TASK DESCRIPTION.
Of the entries that follow, how many lines hold the word "Авдеев"? Reply with the number only.

*** MATERIAL TO PROCESS Section Begins ***

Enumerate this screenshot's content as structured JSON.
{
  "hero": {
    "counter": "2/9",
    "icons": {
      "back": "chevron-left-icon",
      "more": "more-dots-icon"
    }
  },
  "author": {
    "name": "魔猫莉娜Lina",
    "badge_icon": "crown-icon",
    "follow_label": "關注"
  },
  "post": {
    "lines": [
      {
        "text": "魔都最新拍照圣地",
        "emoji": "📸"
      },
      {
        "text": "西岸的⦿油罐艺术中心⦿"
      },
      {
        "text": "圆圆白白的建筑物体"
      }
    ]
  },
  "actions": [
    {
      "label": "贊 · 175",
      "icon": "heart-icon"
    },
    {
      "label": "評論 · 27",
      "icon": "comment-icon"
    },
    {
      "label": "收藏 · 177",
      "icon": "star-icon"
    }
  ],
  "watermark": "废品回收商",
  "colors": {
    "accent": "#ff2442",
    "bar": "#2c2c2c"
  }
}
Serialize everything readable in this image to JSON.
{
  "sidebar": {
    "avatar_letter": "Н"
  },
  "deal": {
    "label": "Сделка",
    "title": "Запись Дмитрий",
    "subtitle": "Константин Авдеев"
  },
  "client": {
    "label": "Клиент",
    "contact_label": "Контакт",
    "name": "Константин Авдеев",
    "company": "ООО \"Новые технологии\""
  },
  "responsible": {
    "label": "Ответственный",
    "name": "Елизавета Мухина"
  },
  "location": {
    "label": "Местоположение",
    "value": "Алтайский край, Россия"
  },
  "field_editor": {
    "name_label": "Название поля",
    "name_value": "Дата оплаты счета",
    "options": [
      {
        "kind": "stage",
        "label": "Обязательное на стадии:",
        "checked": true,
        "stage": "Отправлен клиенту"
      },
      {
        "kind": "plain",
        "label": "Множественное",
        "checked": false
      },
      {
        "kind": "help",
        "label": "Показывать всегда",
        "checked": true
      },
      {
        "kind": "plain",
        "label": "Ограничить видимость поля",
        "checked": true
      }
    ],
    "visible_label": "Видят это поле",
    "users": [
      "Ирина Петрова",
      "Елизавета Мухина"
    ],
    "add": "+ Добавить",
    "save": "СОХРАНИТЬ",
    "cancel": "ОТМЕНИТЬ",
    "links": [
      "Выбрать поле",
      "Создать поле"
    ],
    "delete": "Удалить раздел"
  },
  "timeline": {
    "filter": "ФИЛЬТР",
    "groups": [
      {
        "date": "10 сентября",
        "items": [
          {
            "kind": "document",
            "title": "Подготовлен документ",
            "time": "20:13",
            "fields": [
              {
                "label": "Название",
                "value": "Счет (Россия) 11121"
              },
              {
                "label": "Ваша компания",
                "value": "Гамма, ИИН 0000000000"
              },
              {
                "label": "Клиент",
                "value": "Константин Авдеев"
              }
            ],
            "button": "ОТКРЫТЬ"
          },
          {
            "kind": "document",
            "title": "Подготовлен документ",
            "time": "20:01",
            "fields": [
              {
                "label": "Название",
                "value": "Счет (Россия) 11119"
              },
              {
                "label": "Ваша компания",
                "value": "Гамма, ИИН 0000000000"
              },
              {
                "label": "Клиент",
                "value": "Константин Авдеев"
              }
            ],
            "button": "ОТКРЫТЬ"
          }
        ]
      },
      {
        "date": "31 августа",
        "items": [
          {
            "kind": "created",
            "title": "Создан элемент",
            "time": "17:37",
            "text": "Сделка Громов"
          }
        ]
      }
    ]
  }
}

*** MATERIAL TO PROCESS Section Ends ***

REPLY TO THE EXERCISE.
4